Over the past couple of years, LG has made some very impressive Android phones. However, they have flown completely under the radar of users. One of the reasons has been a perceived comparative lack of a marketing push by LG, at a time when its rivals such as Samsung, OnePlus and Huawei have made all efforts to get the top-of-the-mind recall among consumers. That has in many ways forced LG to change its approach to the Android smartphone space, particularly the high-end flagship devices. The G7+ ThinQ is one of the first devices. Spoiler alert: We are impressed. The G7+ ThinQ is priced at Rs39,990 and that is one of the many reasons.
In terms of the design, the G7+ ThinQ reminds us a lot of the LG V30. And we liked the V30. Which means, the G7+ ThinQ also has a similarly likeable design to go. The mix of glass and metal works well, and despite a fairly large 6.1-inch display to boot, the footprint remains well in check. All in all, this is a great phone to hold and use. The glass at the back does mean the G7+ ThinQ will be slightly slippery to hold at times, but the larger problem is the fact that it attracts smudges and fingerprints with absolute ease—this can really annoy someone who likes a clean looking phone.
LG has finally relocated the power button from the back panel to the side spine—the former was a fixture in a lot of their phones thus far.

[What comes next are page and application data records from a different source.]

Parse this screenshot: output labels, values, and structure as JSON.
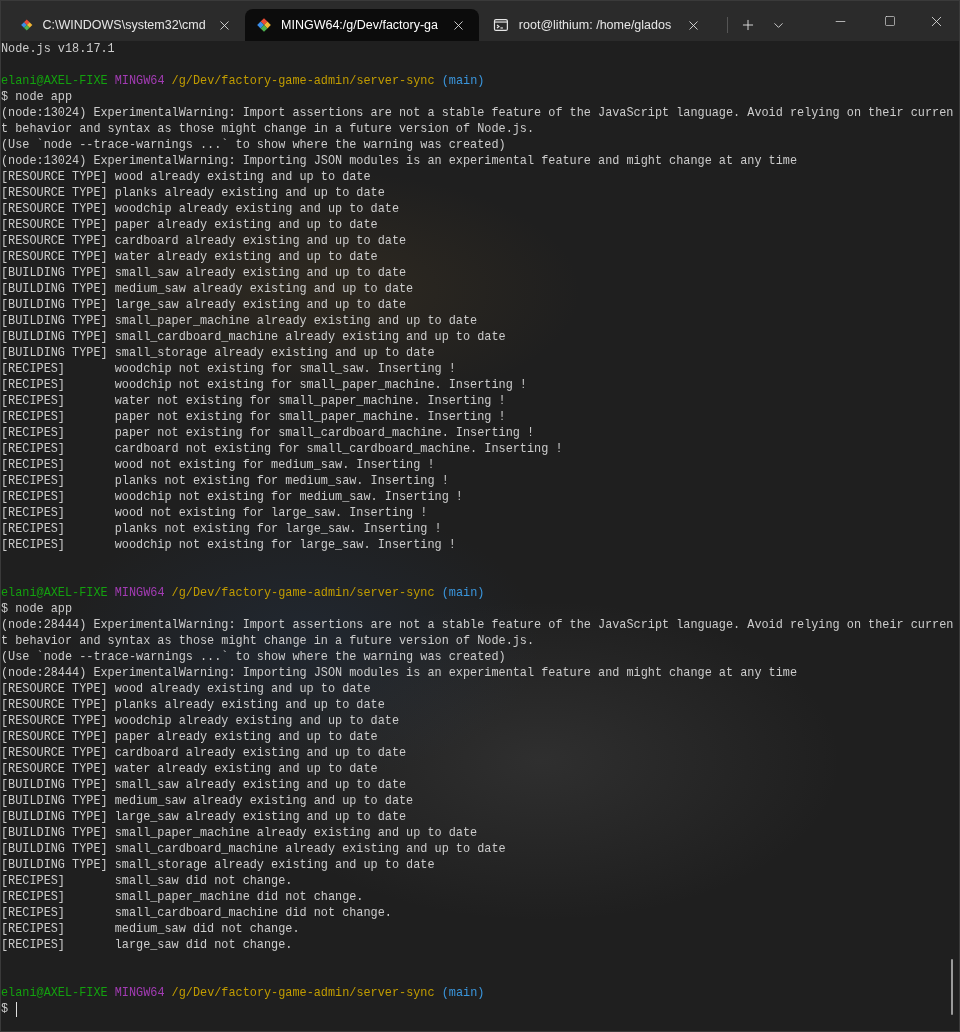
{
  "tabs": [
    {
      "title": "C:\\WINDOWS\\system32\\cmd",
      "selected": false
    },
    {
      "title": "MINGW64:/g/Dev/factory-ga",
      "selected": true
    },
    {
      "title": "root@lithium: /home/glados",
      "selected": false
    }
  ],
  "terminal": {
    "lines": [
      {
        "kind": "output",
        "text": "Node.js v18.17.1"
      },
      {
        "kind": "blank"
      },
      {
        "kind": "prompt",
        "user": "elani@AXEL-FIXE",
        "shell": "MINGW64",
        "path": "/g/Dev/factory-game-admin/server-sync",
        "branch": "(main)"
      },
      {
        "kind": "command",
        "symbol": "$",
        "text": "node app"
      },
      {
        "kind": "output",
        "text": "(node:13024) ExperimentalWarning: Import assertions are not a stable feature of the JavaScript language. Avoid relying on their curren"
      },
      {
        "kind": "output",
        "text": "t behavior and syntax as those might change in a future version of Node.js."
      },
      {
        "kind": "output",
        "text": "(Use `node --trace-warnings ...` to show where the warning was created)"
      },
      {
        "kind": "output",
        "text": "(node:13024) ExperimentalWarning: Importing JSON modules is an experimental feature and might change at any time"
      },
      {
        "kind": "output",
        "text": "[RESOURCE TYPE] wood already existing and up to date"
      },
      {
        "kind": "output",
        "text": "[RESOURCE TYPE] planks already existing and up to date"
      },
      {
        "kind": "output",
        "text": "[RESOURCE TYPE] woodchip already existing and up to date"
      },
      {
        "kind": "output",
        "text": "[RESOURCE TYPE] paper already existing and up to date"
      },
      {
        "kind": "output",
        "text": "[RESOURCE TYPE] cardboard already existing and up to date"
      },
      {
        "kind": "output",
        "text": "[RESOURCE TYPE] water already existing and up to date"
      },
      {
        "kind": "output",
        "text": "[BUILDING TYPE] small_saw already existing and up to date"
      },
      {
        "kind": "output",
        "text": "[BUILDING TYPE] medium_saw already existing and up to date"
      },
      {
        "kind": "output",
        "text": "[BUILDING TYPE] large_saw already existing and up to date"
      },
      {
        "kind": "output",
        "text": "[BUILDING TYPE] small_paper_machine already existing and up to date"
      },
      {
        "kind": "output",
        "text": "[BUILDING TYPE] small_cardboard_machine already existing and up to date"
      },
      {
        "kind": "output",
        "text": "[BUILDING TYPE] small_storage already existing and up to date"
      },
      {
        "kind": "output",
        "text": "[RECIPES]       woodchip not existing for small_saw. Inserting !"
      },
      {
        "kind": "output",
        "text": "[RECIPES]       woodchip not existing for small_paper_machine. Inserting !"
      },
      {
        "kind": "output",
        "text": "[RECIPES]       water not existing for small_paper_machine. Inserting !"
      },
      {
        "kind": "output",
        "text": "[RECIPES]       paper not existing for small_paper_machine. Inserting !"
      },
      {
        "kind": "output",
        "text": "[RECIPES]       paper not existing for small_cardboard_machine. Inserting !"
      },
      {
        "kind": "output",
        "text": "[RECIPES]       cardboard not existing for small_cardboard_machine. Inserting !"
      },
      {
        "kind": "output",
        "text": "[RECIPES]       wood not existing for medium_saw. Inserting !"
      },
      {
        "kind": "output",
        "text": "[RECIPES]       planks not existing for medium_saw. Inserting !"
      },
      {
        "kind": "output",
        "text": "[RECIPES]       woodchip not existing for medium_saw. Inserting !"
      },
      {
        "kind": "output",
        "text": "[RECIPES]       wood not existing for large_saw. Inserting !"
      },
      {
        "kind": "output",
        "text": "[RECIPES]       planks not existing for large_saw. Inserting !"
      },
      {
        "kind": "output",
        "text": "[RECIPES]       woodchip not existing for large_saw. Inserting !"
      },
      {
        "kind": "blank"
      },
      {
        "kind": "blank"
      },
      {
        "kind": "prompt",
        "user": "elani@AXEL-FIXE",
        "shell": "MINGW64",
        "path": "/g/Dev/factory-game-admin/server-sync",
        "branch": "(main)"
      },
      {
        "kind": "command",
        "symbol": "$",
        "text": "node app"
      },
      {
        "kind": "output",
        "text": "(node:28444) ExperimentalWarning: Import assertions are not a stable feature of the JavaScript language. Avoid relying on their curren"
      },
      {
        "kind": "output",
        "text": "t behavior and syntax as those might change in a future version of Node.js."
      },
      {
        "kind": "output",
        "text": "(Use `node --trace-warnings ...` to show where the warning was created)"
      },
      {
        "kind": "output",
        "text": "(node:28444) ExperimentalWarning: Importing JSON modules is an experimental feature and might change at any time"
      },
      {
        "kind": "output",
        "text": "[RESOURCE TYPE] wood already existing and up to date"
      },
      {
        "kind": "output",
        "text": "[RESOURCE TYPE] planks already existing and up to date"
      },
      {
        "kind": "output",
        "text": "[RESOURCE TYPE] woodchip already existing and up to date"
      },
      {
        "kind": "output",
        "text": "[RESOURCE TYPE] paper already existing and up to date"
      },
      {
        "kind": "output",
        "text": "[RESOURCE TYPE] cardboard already existing and up to date"
      },
      {
        "kind": "output",
        "text": "[RESOURCE TYPE] water already existing and up to date"
      },
      {
        "kind": "output",
        "text": "[BUILDING TYPE] small_saw already existing and up to date"
      },
      {
        "kind": "output",
        "text": "[BUILDING TYPE] medium_saw already existing and up to date"
      },
      {
        "kind": "output",
        "text": "[BUILDING TYPE] large_saw already existing and up to date"
      },
      {
        "kind": "output",
        "text": "[BUILDING TYPE] small_paper_machine already existing and up to date"
      },
      {
        "kind": "output",
        "text": "[BUILDING TYPE] small_cardboard_machine already existing and up to date"
      },
      {
        "kind": "output",
        "text": "[BUILDING TYPE] small_storage already existing and up to date"
      },
      {
        "kind": "output",
        "text": "[RECIPES]       small_saw did not change."
      },
      {
        "kind": "output",
        "text": "[RECIPES]       small_paper_machine did not change."
      },
      {
        "kind": "output",
        "text": "[RECIPES]       small_cardboard_machine did not change."
      },
      {
        "kind": "output",
        "text": "[RECIPES]       medium_saw did not change."
      },
      {
        "kind": "output",
        "text": "[RECIPES]       large_saw did not change."
      },
      {
        "kind": "blank"
      },
      {
        "kind": "blank"
      },
      {
        "kind": "prompt",
        "user": "elani@AXEL-FIXE",
        "shell": "MINGW64",
        "path": "/g/Dev/factory-game-admin/server-sync",
        "branch": "(main)"
      },
      {
        "kind": "input",
        "symbol": "$"
      }
    ]
  }
}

The new addition is the key below the volume rocker on the left side spine. This can be pressed to invoke the artificial intelligence of Google Assistant. Quite like Samsung’s Galaxy S9 or the Galaxy Note 9 phones for instance, except they give you access to Samsung’s own Bixby smart assistant.

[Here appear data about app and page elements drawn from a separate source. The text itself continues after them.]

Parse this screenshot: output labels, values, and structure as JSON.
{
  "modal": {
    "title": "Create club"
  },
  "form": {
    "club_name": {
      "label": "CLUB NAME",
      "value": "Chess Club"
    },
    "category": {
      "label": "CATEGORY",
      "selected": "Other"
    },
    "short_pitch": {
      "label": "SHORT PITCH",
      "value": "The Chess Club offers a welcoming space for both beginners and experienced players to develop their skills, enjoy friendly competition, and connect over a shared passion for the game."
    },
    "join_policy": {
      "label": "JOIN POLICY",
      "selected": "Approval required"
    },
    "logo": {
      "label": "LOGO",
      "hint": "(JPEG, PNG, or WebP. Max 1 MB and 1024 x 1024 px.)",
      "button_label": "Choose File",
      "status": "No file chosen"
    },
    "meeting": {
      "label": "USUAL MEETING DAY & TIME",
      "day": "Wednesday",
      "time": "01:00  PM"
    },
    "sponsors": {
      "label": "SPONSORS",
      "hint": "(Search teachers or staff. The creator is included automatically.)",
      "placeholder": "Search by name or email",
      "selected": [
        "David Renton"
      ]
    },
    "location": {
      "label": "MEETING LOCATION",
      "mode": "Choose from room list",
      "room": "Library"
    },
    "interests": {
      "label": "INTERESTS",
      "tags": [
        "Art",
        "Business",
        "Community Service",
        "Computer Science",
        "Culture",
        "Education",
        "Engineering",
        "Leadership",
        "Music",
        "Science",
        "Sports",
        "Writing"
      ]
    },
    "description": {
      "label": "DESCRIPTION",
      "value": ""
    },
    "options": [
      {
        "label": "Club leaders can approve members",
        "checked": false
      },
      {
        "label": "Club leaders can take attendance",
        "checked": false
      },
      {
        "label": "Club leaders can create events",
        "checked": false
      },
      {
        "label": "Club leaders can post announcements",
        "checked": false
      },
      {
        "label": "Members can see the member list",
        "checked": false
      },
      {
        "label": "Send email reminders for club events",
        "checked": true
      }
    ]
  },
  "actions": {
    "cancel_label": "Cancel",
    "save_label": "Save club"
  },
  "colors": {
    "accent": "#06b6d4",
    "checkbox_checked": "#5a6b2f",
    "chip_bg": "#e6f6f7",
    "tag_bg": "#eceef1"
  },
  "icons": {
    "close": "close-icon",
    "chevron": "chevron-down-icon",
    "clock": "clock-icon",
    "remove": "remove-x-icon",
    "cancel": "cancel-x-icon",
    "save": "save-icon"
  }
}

The screen in the LG G7+ ThinQ is a tall 19.5:9 aspect ratio real estate and is a 6.1-inch IPS display (3,120 x 1,440 resolution). That means colours are rich but subdued enough to not pop out unnaturally. This display is very bright too—LG rates this at 1000 nits. That is quite evident because the automatic brightness mode tends to err on the side of keeping the display a tad brighter on most occasions. If this hurts your eyes, you’ll be better suited to manually control how bright the screen remains. Not to forget, but this is a phone that has a notch as well—the touch of modernity that is now demanded from all new Android phones, as an unwritten rule.
Performance is extremely good. Running under the hood is a Qualcomm Snapdragon 845 processor paired with 6GB RAM. What you experience with apps and games is smooth performance and slick switching between apps. This runs flagship level hardware, and that shows in the performance too. LG is selling the G7+ ThinQ in India with 128GB storage. Battery life is impressive too, and this easily lasts a day on a single charge, including when used for a spot of Asphalt 9: Legends and Alto’s Odyssey games during the day. LG has added the Qualcomm QuickCharge 3.0 support, which speeds up the battery charge time.
The future proofing has been ticked off with the support for DTS-X Virtual Surround Sound via the 32-Bit Hi-Fi Quad DAC. While the content in this audio standard isn’t yet available easily, the LG G7+ ThinQ should hold music buffs in good stead in the coming years too.
The dual 16-megapixel cameras at the back, have a whole bunch of supposed AI enhancements. The primary camera has a brighter f/1.6 aperture while the secondary camera has an f/1.9 aperture. There are a whole lot of camera modes on offer, including the AI led mode which identifies the objects in the frame and alters the colour, dynamic range, exposure etc. for the best possible photo. Nothing very new, since many phones have had this feature for a while now. However, the truly new feature is this can be turned off—something not many other phones allow. In terms of the picture quality that this camera combination can output, you’ll get impressive photos for the most part. The AI Cam isn’t always able to take the best photos, and we would recommend keeping it off. However, with harsh or uneven lighting around, the detailing tends to get lost at times and the sharpness is also a tad compromised—zoom in on pictures, and these things become very visible. Colours are pleasant without unnecessary boosting. Low light photos are disappointing.
It is a tad underwhelming that LG has retained pretty much the same interface wrapping around Android, as some of its recent phones. Not that there is anything wrong and nothing is missing, but it doesn’t look as polished as perhaps the Oxygen OS on the OnePlus 6 for instance. Maybe lesser could be more as the theme for whenever LG decides to give its customizations a bit of a refresh for future phones.
The fact remains that the LG G7+ ThinQ is a very attractively priced Android smartphone, with flagship level performance and a great design. It doesn’t attempt to set a new benchmark in anything that it does, but the very experience of using it is one of consistency. This is a phone that might make OnePlus and Huawe sit up and take notice.